- **Requirement**
What lines below mention the word "data"? Copy each one.

*** Provided entries ***

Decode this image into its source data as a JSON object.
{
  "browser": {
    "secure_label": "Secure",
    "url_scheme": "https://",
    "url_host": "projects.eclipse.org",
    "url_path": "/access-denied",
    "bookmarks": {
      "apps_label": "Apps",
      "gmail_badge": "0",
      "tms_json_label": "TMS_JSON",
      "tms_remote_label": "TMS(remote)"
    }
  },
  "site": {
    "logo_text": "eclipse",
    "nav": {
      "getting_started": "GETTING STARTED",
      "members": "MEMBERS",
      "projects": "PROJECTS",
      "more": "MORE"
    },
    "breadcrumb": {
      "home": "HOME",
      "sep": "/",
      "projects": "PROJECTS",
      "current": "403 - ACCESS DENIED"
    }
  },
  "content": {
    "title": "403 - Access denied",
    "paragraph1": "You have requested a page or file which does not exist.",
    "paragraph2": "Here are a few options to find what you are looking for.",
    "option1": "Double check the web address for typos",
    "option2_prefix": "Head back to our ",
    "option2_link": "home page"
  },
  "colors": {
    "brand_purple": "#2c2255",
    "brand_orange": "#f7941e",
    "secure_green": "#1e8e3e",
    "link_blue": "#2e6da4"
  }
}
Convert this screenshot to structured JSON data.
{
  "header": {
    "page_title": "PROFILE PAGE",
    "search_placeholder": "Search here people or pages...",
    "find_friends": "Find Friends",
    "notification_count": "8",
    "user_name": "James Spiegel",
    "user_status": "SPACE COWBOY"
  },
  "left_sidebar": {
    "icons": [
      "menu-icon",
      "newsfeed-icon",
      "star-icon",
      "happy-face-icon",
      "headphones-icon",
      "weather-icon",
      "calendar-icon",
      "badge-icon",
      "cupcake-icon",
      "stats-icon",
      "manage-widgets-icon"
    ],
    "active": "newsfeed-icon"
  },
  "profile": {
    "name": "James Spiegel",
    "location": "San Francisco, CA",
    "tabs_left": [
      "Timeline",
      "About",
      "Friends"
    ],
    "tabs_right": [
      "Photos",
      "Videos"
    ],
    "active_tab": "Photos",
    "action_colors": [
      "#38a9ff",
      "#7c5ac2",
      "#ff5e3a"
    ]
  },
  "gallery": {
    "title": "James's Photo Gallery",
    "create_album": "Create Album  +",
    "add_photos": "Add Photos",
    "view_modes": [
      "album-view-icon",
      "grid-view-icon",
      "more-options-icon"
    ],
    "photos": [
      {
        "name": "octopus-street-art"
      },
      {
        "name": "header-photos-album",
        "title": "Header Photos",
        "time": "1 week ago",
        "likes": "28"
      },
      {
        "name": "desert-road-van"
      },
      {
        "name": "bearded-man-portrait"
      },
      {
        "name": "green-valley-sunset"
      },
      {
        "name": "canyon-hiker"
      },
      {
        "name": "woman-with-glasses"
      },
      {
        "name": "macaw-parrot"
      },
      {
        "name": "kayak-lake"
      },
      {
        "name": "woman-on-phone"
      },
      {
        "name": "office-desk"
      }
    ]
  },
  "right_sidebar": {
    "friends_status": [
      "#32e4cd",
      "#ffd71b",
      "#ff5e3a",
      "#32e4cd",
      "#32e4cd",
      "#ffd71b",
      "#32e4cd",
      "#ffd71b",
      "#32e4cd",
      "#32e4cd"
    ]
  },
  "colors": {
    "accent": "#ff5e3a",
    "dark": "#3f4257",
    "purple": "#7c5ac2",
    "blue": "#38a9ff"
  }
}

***

- **Written solution**
Decode this image into its source data as a JSON object.
Convert this screenshot to structured JSON data.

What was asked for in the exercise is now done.